Deferral of sentence for rehabilitation participation, intervention program or other purposes. The Court may, on application or on its own accord, adjourn any matter for a maximum of 12 months to assess an individual’s capacity for rehabilitation or to enable a rehabilitation or intervention program to occur.
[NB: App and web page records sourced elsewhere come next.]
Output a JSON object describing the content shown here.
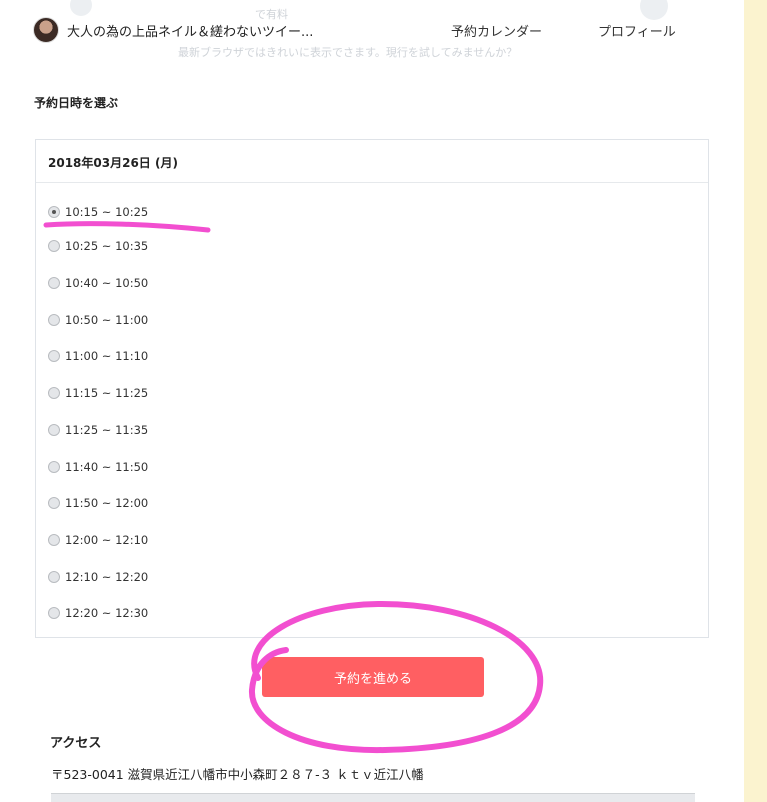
{
  "header": {
    "shop_name": "大人の為の上品ネイル＆縒わないツイー...",
    "nav": [
      "予約カレンダー",
      "プロフィール"
    ],
    "ghost_banner": "最新ブラウザではきれいに表示でさます。現行を試してみませんか？",
    "ghost_small": "で有料"
  },
  "reservation": {
    "section_title": "予約日時を選ぶ",
    "date": "2018年03月26日 (月)",
    "slots": [
      "10:15 ~ 10:25",
      "10:25 ~ 10:35",
      "10:40 ~ 10:50",
      "10:50 ~ 11:00",
      "11:00 ~ 11:10",
      "11:15 ~ 11:25",
      "11:25 ~ 11:35",
      "11:40 ~ 11:50",
      "11:50 ~ 12:00",
      "12:00 ~ 12:10",
      "12:10 ~ 12:20",
      "12:20 ~ 12:30"
    ],
    "selected_slot": "10:15 ~ 10:25",
    "submit_label": "予約を進める"
  },
  "access": {
    "title": "アクセス",
    "address": "〒523-0041 滋賀県近江八幡市中小森町２８７-３ ｋｔｖ近江八幡"
  },
  "colors": {
    "accent_button": "#ff5f62",
    "annotation_marker": "#f24fd0",
    "page_background": "#fbf3cf"
  }
}
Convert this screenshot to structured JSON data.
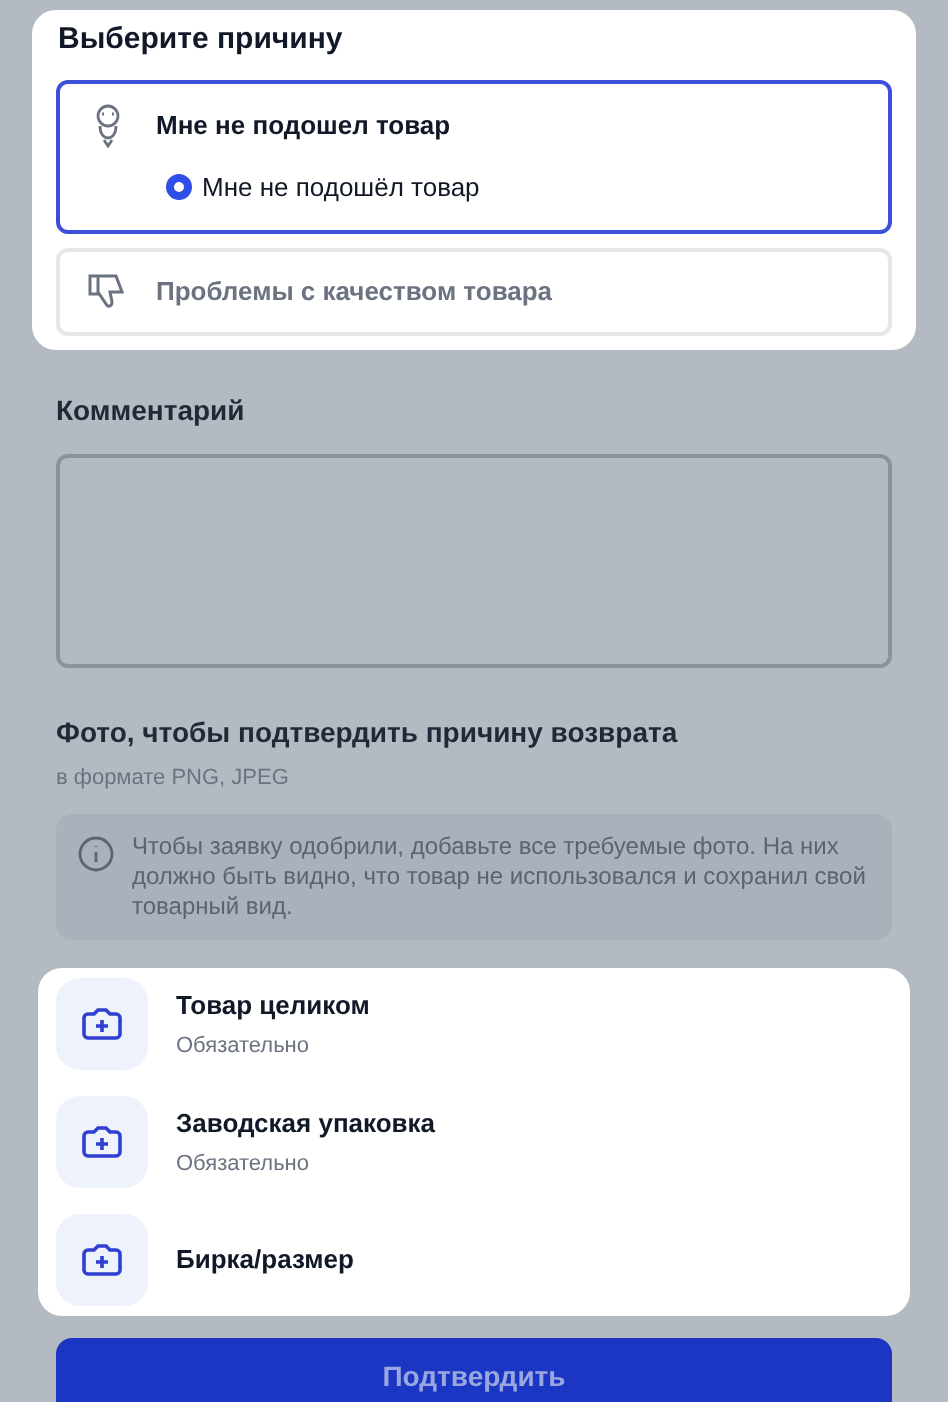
{
  "reason_section": {
    "title": "Выберите причину",
    "reasons": [
      {
        "kind": "person",
        "title": "Мне не подошел товар",
        "selected": true,
        "options": [
          {
            "label": "Мне не подошёл товар",
            "selected": true
          }
        ]
      },
      {
        "kind": "thumb",
        "title": "Проблемы с качеством товара",
        "selected": false
      }
    ]
  },
  "comment": {
    "label": "Комментарий"
  },
  "photos": {
    "title": "Фото, чтобы подтвердить причину возврата",
    "subtitle": "в формате PNG, JPEG",
    "notice": "Чтобы заявку одобрили, добавьте все требуемые фото. На них должно быть видно, что товар не использовался и сохранил свой товарный вид.",
    "items": [
      {
        "title": "Товар целиком",
        "note": "Обязательно"
      },
      {
        "title": "Заводская упаковка",
        "note": "Обязательно"
      },
      {
        "title": "Бирка/размер"
      }
    ]
  },
  "submit": {
    "label": "Подтвердить"
  }
}
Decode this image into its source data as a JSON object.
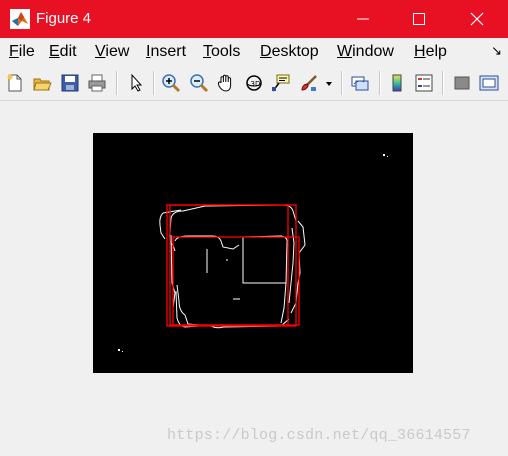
{
  "window": {
    "title": "Figure 4",
    "icon": "matlab-logo-icon",
    "title_bar_color": "#e81123",
    "controls": [
      "minimize-icon",
      "maximize-icon",
      "close-icon"
    ]
  },
  "menu": {
    "items": [
      {
        "label": "File",
        "mnemonic": "F",
        "rest": "ile"
      },
      {
        "label": "Edit",
        "mnemonic": "E",
        "rest": "dit"
      },
      {
        "label": "View",
        "mnemonic": "V",
        "rest": "iew"
      },
      {
        "label": "Insert",
        "mnemonic": "I",
        "rest": "nsert"
      },
      {
        "label": "Tools",
        "mnemonic": "T",
        "rest": "ools"
      },
      {
        "label": "Desktop",
        "mnemonic": "D",
        "rest": "esktop"
      },
      {
        "label": "Window",
        "mnemonic": "W",
        "rest": "indow"
      },
      {
        "label": "Help",
        "mnemonic": "H",
        "rest": "elp"
      }
    ],
    "dock_arrow": "↘"
  },
  "toolbar": {
    "buttons": [
      "new-figure-icon",
      "open-file-icon",
      "save-icon",
      "print-icon",
      "edit-plot-pointer-icon",
      "zoom-in-icon",
      "zoom-out-icon",
      "pan-hand-icon",
      "rotate-3d-icon",
      "data-cursor-icon",
      "brush-icon",
      "brush-dropdown-icon",
      "link-plot-icon",
      "insert-colorbar-icon",
      "insert-legend-icon",
      "hide-plot-tools-icon",
      "show-plot-tools-icon"
    ]
  },
  "figure": {
    "image_description": "binary edge image of a box-shaped object with red bounding rectangles",
    "edge_color": "#ffffff",
    "box_color": "#ff0000",
    "background": "#000000"
  },
  "watermark": {
    "text": "https://blog.csdn.net/qq_36614557"
  }
}
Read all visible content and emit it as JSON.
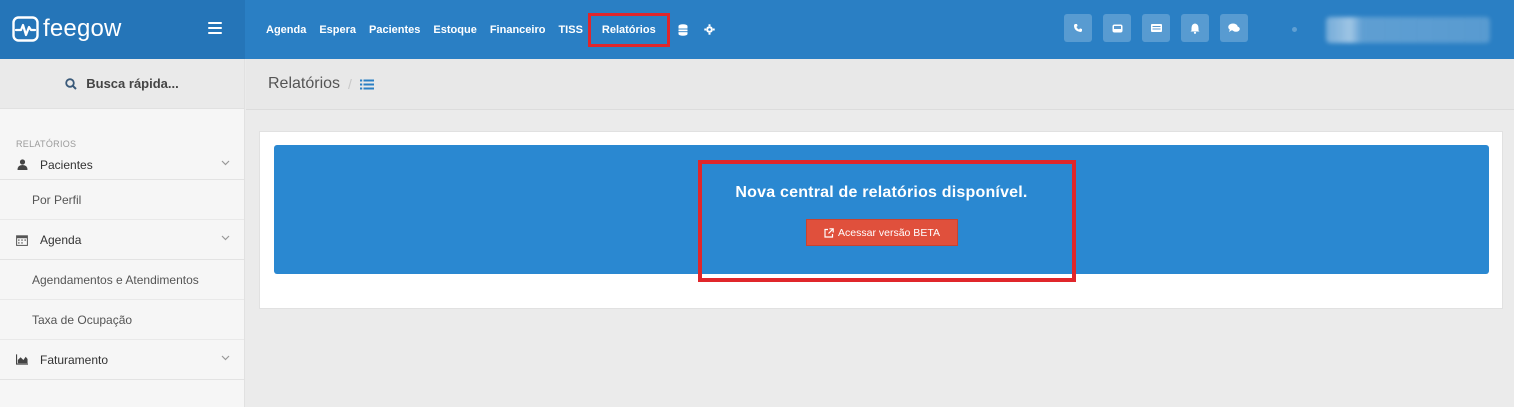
{
  "brand": {
    "name": "feegow"
  },
  "nav": {
    "items": [
      "Agenda",
      "Espera",
      "Pacientes",
      "Estoque",
      "Financeiro",
      "TISS",
      "Relatórios"
    ],
    "active": "Relatórios",
    "extra_icons": [
      "database-icon",
      "gear-icon"
    ]
  },
  "top_actions": [
    "phone-icon",
    "inbox-icon",
    "card-icon",
    "bell-icon",
    "chat-icon"
  ],
  "search": {
    "label": "Busca rápida..."
  },
  "sidebar": {
    "section_title": "RELATÓRIOS",
    "groups": [
      {
        "label": "Pacientes",
        "icon": "user-icon",
        "items": [
          "Por Perfil"
        ]
      },
      {
        "label": "Agenda",
        "icon": "calendar-icon",
        "items": [
          "Agendamentos e Atendimentos",
          "Taxa de Ocupação"
        ]
      },
      {
        "label": "Faturamento",
        "icon": "area-chart-icon",
        "items": []
      }
    ]
  },
  "breadcrumb": {
    "title": "Relatórios",
    "separator": "/"
  },
  "banner": {
    "title": "Nova central de relatórios disponível.",
    "button_label": "Acessar versão BETA"
  },
  "colors": {
    "topbar": "#2a7fc4",
    "banner": "#2a88d1",
    "button": "#e0503c",
    "highlight": "#e0262b"
  }
}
An ICO is a custodial sentence of up two years that the court decides can be served in the community. Community safety is the court’s paramount consideration when making this decision. For an ICO supervision is mandatory. Courts can also add conditions to an ICO such as home detention, electronic monitoring, curfews, community service work (up to 750 hours), alcohol/drug bans, place restrictions, or non-association requirements. Offenders may also be required to participate in programs that target the causes of their behaviour. Community Corrections Officers have clearer authority to deal with breaches of conditions in real-time. For more serious breaches, offenders will continue to be referred to the State Parole Authority (SPA) and may be required to serve the remainder of their sentence in custody. The ICO is the most serious sentence that an offender can serve in the community. ICOs are not available for offenders who have been convicted of murder, manslaughter, sexual assault, any sexual offence against a child, offences involving the discharge of a firearm, terrorism offences, breaches of serious crime prevention orders, or breaches of public safety orders. A domestic violence offender can only be sentenced to an ICO if the court is satisfied that the victim or likely co-residents can be adequately protected. For example, a domestic violence offender is not eligible for an ICO with a home detention condition if they are intending to reside with the victim.
If you are found suitable for an ICO an ICO can be made to fit your individual circumstances. An ICO must/will include at the very least 3 conditions:
• Not commit an offence;
• To be subject to a supervision condition; and
• One additional condition, that can include (but is not limited to) a curfew condition, a community service condition, an electronic monitoring condition and/or a rehabilitation condition.
Imprisonment or detention in a prison is the most severe sentence in NSW. NSW law treats full-time imprisonment as the sentence of ‘last resort’, meaning imprisonment should only be imposed if no other type of sentence is appropriate. When imposing a sentence of imprisonment over 6 months a judge or a magistrate will usually impose a non-parole period. There are rules about when a judge or a magistrate must impose a non-parole period, depending on the length of the sentence of imprisonment. The non-parole period is the minimum period that a judge or a magistrate thinks the offender must spend in custody for the crime, before being considered for release on parole.
Rep-Revive Criminal & Employment Lawyers® is fully versed with respect to the above-mentioned sentencing processes. For specific advice in relation to your sentence please contact Rep-Revive Criminal & Employment Lawyers®.